When the industrious beaver scurries around being its toothy self, cutting down trees and blocking up waterways, it’s not just altering the lay of the land; it’s out there combating climate change, a few carbon emissions at a time.
When beavers build a dam, impeding the natural flow of water, the river begins to overflow more often, creating a sediment-rich wetland area known as a beaver meadow. A new study from Colorado State University geology professor Ellen Wohl finds that these beaver meadows store carbon, temporarily sequestering greenhouse gases from the atmosphere. With reductions in the beaver population, we’re missing out on a whole lot of potential carbon storage.
Between 60 million to 400 million beavers once lived across 60 percent of North America, but European settlers substantially reduced the population through hunting and trapping. When beaver populations relocate and abandon their dams, beaver meadows eventually dry up into grasslands, and the wood and organic matter buried there begins to decompose and release carbon dioxide.
This suggests that beavers play an important role in keeping the ecosystem resilient against climate change, drought and wildfire, the study notes. Wohl found that the abandoned beaver dams she studied made up around 8 percent of the carbon storage in the landscape, and that if beavers were still actively maintaining those dams, the number would be closer to 23 percent.

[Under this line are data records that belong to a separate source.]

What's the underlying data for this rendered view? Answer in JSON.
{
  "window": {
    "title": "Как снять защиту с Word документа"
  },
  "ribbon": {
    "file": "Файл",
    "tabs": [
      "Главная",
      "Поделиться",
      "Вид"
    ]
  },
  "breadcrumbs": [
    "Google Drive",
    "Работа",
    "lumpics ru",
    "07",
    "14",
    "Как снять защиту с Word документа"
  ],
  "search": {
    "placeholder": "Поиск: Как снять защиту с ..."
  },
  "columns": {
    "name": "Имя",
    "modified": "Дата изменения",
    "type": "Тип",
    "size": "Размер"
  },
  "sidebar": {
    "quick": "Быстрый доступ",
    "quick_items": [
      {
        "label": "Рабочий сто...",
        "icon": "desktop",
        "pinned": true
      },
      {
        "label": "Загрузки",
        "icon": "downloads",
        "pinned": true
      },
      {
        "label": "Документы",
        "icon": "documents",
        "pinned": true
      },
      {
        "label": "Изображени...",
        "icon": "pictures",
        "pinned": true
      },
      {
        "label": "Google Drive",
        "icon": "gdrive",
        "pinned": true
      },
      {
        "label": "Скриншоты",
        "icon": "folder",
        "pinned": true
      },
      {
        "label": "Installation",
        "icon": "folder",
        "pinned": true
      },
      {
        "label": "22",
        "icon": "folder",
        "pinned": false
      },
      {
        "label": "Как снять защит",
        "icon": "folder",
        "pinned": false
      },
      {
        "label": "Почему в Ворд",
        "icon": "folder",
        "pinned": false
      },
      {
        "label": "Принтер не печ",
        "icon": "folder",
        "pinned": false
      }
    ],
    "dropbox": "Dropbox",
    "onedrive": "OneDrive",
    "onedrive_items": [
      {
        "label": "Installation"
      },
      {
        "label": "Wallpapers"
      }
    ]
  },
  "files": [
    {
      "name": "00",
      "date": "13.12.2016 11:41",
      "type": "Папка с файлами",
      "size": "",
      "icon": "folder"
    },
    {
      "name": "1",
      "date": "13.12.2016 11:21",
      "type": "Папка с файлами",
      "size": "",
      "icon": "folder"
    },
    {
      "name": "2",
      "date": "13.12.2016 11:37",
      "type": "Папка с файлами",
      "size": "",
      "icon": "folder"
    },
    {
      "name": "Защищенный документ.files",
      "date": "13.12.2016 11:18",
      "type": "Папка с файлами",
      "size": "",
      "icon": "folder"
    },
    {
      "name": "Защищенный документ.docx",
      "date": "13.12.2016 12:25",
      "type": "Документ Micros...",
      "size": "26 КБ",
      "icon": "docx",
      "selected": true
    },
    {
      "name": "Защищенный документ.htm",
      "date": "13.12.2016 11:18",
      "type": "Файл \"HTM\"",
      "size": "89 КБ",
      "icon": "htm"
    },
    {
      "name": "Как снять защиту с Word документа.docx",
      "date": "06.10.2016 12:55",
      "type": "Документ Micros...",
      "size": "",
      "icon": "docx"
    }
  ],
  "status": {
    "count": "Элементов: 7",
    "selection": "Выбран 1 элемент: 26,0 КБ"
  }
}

As such, wiping out most of the continent’s beaver population during pre-Colonial times probably had quite an impact on the climate.
Beavers: Squirreling away our carbon log by log.
The study appears in Geophysical Research Letters.